Thursday, November 26, 2009

The Manhattan Declaration and Its Fundamentalist Parallels

Dave Doran argues persuasively and, I believe, quite correctly that Al Mohler and other signatories of the Manhattan Declaration create "confusion about the real meaning of Christian." I believe they've imprudently dodged foundational theological differences in an attempt to speak prophetically with a united voice to the culture. They're concerned about serious moral issues, but they err in elevating those moral issues at the expense of gospel clarity.

Ironically, I'd be more comfortable if they'd expanded their reach to include Muslims, Mormons, Jehovah's Witnesses, and any other willing group.

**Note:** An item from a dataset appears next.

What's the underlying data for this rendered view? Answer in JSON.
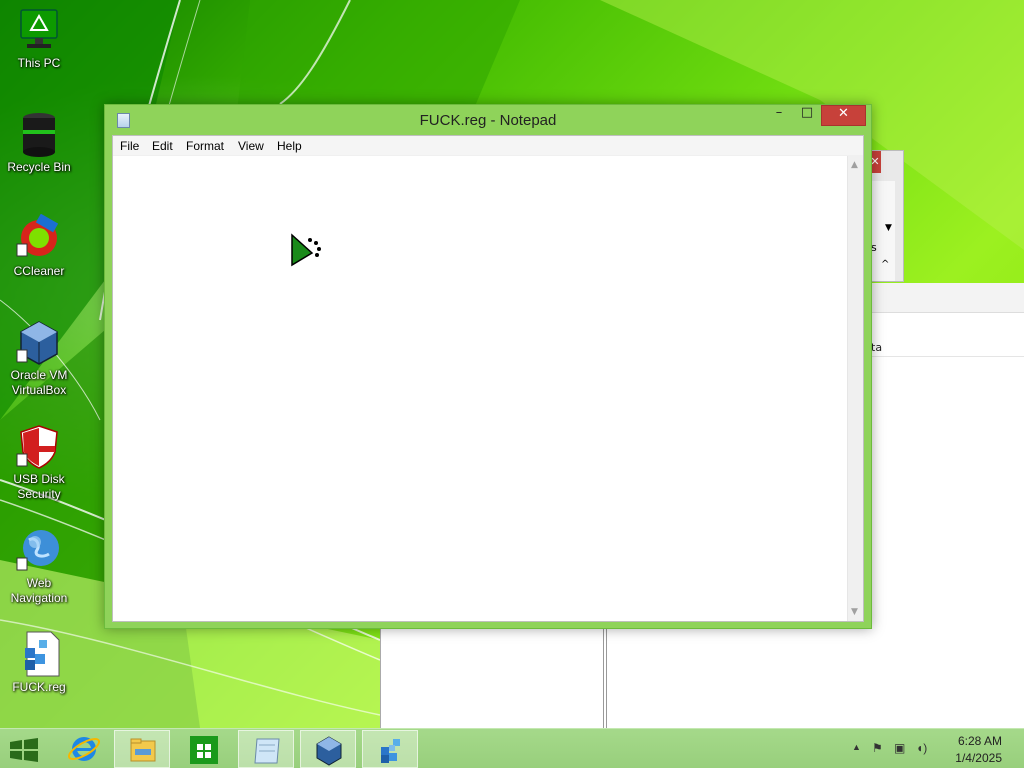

They could have skirted the problematic mutual affirmation of Christian status and simply called themselves "people of faith." But I'd be most comfortable if they adopted John MacArthur's conviction that "the document falls far short of identifying the one true and ultimate remedy for all of humanity’s moral ills: the gospel." I've written more times than I can remember about evangelicalism's obsession with cultural transformation at the expense of the centrality of the gospel (and this certainly applies to many fundamentalists as well).

But I really want to make another point. In his earlier post, Doran said about the declaration:
At the least, it substitutes a sociological-historical definition of Christian in the place of a biblical-theological one. At the worst, it runs the risk of minimizing the biblical message of grace alone through faith alone in Christ alone.
As I read that comment, it occurred to me that much of fundamentalism has done essentially the same thing. I'm preparing to argue that fundamentalism has displaced and marginalized the gospel. This has happened by disconnecting the transformational power of the gospel in progressive sanctification, and by replacing the gospel with moralistic do-it-yourself reform and uniform standards of behavior and association.

In other words, fundamentalism, by and large, has prioritized a culture—a narrow set of parameters for the practice of personal and ecclesiastical separation—over the gospel. And in so doing it has redefined what it means to be a fundamentalist, every bit as much as the Manhattan Declaration has redefined what it means to be a Christian. Both errors have theological roots. And both errors strike at the gospel.

10 comments:

Lou Martuneac said...
This comment has been removed by a blog administrator.
Ben said...

Lou,

Nothing you wrote is remotely germane to the point of my post. You have a blog. Please say all you want to say there. I won't bother you there; of that you can be sure.

Lou Martuneac said...
This comment has been removed by the author.
Lou Martuneac said...

No Ben, it was spot on in its Scriptural application to what is going on with Mohler.

Run interference for the "conservative" evangelicals if you want. The Scriptures, however, play no favorites as you clearly do.

I won't be back to waste any more of the Lord's time or mine here.


LM

Ben said...

Lou,

That's asinine. Read my first sentence and explain how I'm running interference. My point isn't that Mohler's right. (That's why I said the exact opposite. My point is that many, likely most folks in your camp do the same thing. Distort my point or post off-topic again and you're done here.

Lou Martuneac said...

ben:

Did you read my previous comment? In the common language it means, "You can't fire me; I (already) quit!

Done.


LM

Ben said...

Folks, I'd delete that off-topic comment as I promised, but I just love irony too much.

James Kime said...

Ben, I would like to thank you for rescuing your original post from Lou. Many bloggers have failed in the past at that. You are an example to many.

Chris said...

It's like an bug-bite that itches sooooo badly! You know you shouldn't, but you've got to! Lou just had to come on and comment again! No surprise there. :) Very ironic, indeed.

Kent Brandenburg said...

Ben,

I believe, more than anything, fundamentalism and evangelicalism practice classic Pharisaism by minimizing God's commands to the point where they can keep what He said on their own. They reduce the commands to the "greatest" to keep them in their own strength. It is a pernicious left wing kind of legalism that is proud of a kind of cheap grace, turning the grace of God into a garbage can for their disobedience.

This is also at the root, I believe, of certain post modern interpretation and behavior. If you can't keep it, then that must not be what it means, so we can't be sure what it means. They dumb down affection to sentimentality and love to toleration. They don't rejoice in Christ Jesus, worship in the spirit, or place no confidence in the flesh. They still have some serious interest in dung.